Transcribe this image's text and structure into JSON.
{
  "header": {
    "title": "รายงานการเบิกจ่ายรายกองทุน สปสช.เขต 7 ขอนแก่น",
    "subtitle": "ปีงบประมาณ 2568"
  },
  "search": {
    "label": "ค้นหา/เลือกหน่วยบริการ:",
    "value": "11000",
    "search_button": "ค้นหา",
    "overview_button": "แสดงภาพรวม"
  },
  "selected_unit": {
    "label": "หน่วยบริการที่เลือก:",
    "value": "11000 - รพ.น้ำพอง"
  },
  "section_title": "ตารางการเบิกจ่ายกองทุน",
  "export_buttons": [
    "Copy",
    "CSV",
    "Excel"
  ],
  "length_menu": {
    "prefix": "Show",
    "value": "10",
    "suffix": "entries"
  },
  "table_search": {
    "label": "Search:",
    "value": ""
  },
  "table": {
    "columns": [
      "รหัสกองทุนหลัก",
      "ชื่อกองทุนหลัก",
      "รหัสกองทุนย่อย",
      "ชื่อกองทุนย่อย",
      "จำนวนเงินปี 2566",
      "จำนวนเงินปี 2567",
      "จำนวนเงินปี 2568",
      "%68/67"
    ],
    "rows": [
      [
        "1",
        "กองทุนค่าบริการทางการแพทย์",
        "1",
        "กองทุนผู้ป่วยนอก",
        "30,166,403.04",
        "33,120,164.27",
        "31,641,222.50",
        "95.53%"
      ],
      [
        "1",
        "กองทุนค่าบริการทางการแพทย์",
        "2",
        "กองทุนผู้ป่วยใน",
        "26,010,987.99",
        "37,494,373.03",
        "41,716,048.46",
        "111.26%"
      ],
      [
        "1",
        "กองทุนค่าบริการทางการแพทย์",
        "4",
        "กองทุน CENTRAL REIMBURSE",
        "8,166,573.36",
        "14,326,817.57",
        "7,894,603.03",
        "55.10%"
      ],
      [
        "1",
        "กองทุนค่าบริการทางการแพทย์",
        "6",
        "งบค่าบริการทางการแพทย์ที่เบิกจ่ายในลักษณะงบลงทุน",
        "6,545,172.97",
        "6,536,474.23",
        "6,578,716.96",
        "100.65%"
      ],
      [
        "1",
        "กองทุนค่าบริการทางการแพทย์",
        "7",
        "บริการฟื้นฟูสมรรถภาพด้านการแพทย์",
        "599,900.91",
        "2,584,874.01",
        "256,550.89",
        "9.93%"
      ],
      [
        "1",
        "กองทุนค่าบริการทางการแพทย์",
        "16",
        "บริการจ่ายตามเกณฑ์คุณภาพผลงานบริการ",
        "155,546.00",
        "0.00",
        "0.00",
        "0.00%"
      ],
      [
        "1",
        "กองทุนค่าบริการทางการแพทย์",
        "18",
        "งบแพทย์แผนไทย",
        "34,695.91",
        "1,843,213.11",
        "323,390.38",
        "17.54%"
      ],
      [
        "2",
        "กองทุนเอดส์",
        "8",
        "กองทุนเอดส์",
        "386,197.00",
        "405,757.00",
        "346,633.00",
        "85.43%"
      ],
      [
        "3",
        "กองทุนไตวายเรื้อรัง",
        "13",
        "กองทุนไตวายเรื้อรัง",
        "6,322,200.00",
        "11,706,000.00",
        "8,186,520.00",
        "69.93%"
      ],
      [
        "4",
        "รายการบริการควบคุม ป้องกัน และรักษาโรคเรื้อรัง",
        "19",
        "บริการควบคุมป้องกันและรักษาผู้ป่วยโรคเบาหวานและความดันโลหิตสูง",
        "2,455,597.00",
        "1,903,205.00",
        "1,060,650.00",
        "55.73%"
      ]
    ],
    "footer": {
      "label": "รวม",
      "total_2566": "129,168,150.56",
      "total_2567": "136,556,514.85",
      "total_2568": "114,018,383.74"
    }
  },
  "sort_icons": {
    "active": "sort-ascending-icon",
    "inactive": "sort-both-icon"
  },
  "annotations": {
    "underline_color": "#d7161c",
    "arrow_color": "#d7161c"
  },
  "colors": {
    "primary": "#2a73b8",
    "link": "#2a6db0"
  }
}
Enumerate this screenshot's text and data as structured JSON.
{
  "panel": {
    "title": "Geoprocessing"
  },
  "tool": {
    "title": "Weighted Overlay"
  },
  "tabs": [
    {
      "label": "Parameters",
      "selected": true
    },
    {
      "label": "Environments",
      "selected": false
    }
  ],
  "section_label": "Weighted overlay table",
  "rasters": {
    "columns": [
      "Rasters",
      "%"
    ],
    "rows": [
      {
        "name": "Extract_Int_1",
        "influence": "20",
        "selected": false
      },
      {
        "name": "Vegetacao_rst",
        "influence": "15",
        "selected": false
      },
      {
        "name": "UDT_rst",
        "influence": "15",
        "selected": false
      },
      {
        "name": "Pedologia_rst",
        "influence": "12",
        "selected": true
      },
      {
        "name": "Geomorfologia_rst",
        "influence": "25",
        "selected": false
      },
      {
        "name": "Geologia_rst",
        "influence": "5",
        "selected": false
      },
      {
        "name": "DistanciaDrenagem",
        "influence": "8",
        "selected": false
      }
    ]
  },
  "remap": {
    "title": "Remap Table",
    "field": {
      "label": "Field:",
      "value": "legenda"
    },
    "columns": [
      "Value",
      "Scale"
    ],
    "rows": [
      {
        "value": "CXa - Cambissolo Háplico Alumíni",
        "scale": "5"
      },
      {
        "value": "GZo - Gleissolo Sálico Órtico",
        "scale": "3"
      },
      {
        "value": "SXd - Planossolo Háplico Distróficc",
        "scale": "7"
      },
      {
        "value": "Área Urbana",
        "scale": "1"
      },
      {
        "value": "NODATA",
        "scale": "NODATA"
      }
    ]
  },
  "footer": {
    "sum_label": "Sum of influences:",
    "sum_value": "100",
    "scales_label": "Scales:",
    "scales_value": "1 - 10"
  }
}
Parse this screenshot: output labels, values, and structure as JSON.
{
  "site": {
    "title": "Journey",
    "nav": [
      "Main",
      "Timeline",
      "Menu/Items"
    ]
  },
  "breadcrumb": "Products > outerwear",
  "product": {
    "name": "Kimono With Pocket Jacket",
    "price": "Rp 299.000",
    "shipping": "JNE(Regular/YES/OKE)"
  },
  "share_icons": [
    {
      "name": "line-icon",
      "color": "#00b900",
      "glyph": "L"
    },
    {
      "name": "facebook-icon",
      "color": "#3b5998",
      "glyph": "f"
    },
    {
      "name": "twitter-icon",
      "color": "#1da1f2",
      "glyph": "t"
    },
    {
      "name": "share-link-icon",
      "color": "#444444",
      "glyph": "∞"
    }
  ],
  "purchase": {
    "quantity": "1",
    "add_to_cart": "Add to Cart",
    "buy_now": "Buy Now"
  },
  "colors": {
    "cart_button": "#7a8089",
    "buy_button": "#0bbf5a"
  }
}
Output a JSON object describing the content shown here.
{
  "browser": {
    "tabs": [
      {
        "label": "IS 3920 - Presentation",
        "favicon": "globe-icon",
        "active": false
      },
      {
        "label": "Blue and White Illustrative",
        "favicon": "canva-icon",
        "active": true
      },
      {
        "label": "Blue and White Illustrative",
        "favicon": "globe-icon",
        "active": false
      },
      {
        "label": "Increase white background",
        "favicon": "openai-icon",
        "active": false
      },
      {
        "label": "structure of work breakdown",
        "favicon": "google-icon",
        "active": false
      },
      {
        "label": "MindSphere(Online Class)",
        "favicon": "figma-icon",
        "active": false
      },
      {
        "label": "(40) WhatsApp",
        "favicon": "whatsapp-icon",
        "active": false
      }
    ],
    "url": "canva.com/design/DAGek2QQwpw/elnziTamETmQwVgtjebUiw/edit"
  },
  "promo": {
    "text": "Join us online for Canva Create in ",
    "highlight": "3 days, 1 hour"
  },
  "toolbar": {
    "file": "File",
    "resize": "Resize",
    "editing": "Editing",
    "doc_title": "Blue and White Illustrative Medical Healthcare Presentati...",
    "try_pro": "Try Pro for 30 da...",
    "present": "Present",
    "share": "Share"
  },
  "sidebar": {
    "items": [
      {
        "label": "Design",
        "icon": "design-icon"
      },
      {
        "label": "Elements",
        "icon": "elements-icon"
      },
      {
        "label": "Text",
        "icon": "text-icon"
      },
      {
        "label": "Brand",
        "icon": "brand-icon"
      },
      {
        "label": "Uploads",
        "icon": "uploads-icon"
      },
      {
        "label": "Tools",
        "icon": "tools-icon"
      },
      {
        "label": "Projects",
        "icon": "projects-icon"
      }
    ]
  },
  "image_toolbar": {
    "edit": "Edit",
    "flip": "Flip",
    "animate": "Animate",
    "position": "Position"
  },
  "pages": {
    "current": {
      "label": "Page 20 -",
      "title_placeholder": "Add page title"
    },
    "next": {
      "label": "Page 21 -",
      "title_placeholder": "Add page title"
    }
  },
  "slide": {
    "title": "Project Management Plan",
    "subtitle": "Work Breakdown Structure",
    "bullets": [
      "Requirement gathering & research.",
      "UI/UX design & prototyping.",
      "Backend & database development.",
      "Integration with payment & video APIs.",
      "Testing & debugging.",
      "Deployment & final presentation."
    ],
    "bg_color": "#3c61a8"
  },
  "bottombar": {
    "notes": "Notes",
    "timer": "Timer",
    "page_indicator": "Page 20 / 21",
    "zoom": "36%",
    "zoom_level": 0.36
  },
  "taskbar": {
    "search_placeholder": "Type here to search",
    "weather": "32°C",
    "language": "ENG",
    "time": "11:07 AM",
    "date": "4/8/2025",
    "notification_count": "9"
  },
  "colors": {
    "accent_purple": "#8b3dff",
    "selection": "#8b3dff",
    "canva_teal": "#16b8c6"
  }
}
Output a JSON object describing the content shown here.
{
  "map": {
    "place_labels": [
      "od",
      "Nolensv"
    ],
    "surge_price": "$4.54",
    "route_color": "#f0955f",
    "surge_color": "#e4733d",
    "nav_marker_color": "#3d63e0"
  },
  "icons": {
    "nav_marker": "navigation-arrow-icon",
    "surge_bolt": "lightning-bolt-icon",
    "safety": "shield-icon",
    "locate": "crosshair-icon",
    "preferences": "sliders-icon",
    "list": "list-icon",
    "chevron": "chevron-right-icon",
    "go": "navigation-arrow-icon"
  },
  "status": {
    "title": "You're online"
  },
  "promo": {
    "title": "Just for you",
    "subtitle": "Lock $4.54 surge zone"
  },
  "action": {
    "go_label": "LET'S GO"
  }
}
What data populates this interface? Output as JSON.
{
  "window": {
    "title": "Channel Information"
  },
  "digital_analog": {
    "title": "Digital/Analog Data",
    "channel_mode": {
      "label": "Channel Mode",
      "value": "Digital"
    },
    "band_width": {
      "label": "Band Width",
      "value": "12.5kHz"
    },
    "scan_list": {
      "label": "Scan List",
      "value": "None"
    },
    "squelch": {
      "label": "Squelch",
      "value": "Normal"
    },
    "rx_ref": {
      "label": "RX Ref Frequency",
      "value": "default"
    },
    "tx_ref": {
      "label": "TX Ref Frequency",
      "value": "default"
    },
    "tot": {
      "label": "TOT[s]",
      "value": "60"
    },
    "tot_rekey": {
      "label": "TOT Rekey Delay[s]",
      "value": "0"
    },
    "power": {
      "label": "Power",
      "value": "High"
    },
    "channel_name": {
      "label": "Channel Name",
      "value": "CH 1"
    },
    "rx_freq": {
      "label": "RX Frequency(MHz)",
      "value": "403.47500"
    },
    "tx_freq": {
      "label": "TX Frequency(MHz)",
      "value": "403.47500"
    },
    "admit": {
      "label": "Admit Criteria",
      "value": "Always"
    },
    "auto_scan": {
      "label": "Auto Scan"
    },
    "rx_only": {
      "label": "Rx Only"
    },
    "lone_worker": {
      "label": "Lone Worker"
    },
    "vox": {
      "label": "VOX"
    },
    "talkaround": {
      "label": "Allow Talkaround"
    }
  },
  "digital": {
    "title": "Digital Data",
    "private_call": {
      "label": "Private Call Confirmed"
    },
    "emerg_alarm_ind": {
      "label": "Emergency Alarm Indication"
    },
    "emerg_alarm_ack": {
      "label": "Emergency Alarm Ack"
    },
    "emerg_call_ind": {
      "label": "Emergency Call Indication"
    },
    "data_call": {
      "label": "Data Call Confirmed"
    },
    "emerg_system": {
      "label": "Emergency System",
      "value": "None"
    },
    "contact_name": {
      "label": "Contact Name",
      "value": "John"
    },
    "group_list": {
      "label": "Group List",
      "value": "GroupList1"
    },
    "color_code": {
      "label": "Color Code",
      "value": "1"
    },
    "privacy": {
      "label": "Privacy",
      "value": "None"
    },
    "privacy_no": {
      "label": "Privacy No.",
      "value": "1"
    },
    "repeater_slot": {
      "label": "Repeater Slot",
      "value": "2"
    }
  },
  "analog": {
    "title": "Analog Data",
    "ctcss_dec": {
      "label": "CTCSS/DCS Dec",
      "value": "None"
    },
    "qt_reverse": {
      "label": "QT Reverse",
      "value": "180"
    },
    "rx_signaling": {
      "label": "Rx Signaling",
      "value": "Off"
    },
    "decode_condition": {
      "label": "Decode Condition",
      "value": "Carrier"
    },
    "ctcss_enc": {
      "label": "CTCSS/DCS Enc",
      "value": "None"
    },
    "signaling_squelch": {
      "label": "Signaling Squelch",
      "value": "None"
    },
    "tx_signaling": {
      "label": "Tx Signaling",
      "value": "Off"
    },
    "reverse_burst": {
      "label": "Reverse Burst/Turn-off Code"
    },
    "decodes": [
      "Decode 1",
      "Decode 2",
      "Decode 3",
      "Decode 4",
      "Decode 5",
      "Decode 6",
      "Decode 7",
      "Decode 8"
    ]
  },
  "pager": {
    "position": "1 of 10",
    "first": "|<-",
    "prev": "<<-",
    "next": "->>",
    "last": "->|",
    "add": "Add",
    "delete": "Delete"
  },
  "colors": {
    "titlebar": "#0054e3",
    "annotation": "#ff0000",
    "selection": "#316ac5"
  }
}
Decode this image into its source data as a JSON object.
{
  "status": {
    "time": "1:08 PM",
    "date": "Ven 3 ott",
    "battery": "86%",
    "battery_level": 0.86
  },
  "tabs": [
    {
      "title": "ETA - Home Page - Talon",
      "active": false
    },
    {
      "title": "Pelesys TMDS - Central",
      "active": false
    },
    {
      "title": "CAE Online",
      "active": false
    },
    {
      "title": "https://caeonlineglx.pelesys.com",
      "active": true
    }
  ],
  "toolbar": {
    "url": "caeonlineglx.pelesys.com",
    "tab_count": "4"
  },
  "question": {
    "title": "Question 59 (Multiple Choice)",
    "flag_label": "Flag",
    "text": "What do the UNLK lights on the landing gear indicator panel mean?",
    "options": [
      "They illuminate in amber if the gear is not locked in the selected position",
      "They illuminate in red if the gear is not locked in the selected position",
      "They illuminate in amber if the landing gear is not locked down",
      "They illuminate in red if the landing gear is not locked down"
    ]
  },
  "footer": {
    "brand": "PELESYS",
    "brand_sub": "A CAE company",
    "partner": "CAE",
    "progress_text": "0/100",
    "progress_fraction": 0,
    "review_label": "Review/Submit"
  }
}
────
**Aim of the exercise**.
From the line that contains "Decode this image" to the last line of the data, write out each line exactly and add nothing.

**Your response**.
Decode this image into its source data as a JSON object.
{
  "status": {
    "time": "1:08 PM",
    "date": "Ven 3 ott",
    "battery": "86%",
    "battery_level": 0.86
  },
  "tabs": [
    {
      "title": "ETA - Home Page - Talon",
      "active": false
    },
    {
      "title": "Pelesys TMDS - Central",
      "active": false
    },
    {
      "title": "CAE Online",
      "active": false
    },
    {
      "title": "https://caeonlineglx.pelesys.com",
      "active": true
    }
  ],
  "toolbar": {
    "url": "caeonlineglx.pelesys.com",
    "tab_count": "4"
  },
  "question": {
    "title": "Question 59 (Multiple Choice)",
    "flag_label": "Flag",
    "text": "What do the UNLK lights on the landing gear indicator panel mean?",
    "options": [
      "They illuminate in amber if the gear is not locked in the selected position",
      "They illuminate in red if the gear is not locked in the selected position",
      "They illuminate in amber if the landing gear is not locked down",
      "They illuminate in red if the landing gear is not locked down"
    ]
  },
  "footer": {
    "brand": "PELESYS",
    "brand_sub": "A CAE company",
    "partner": "CAE",
    "progress_text": "0/100",
    "progress_fraction": 0,
    "review_label": "Review/Submit"
  }
}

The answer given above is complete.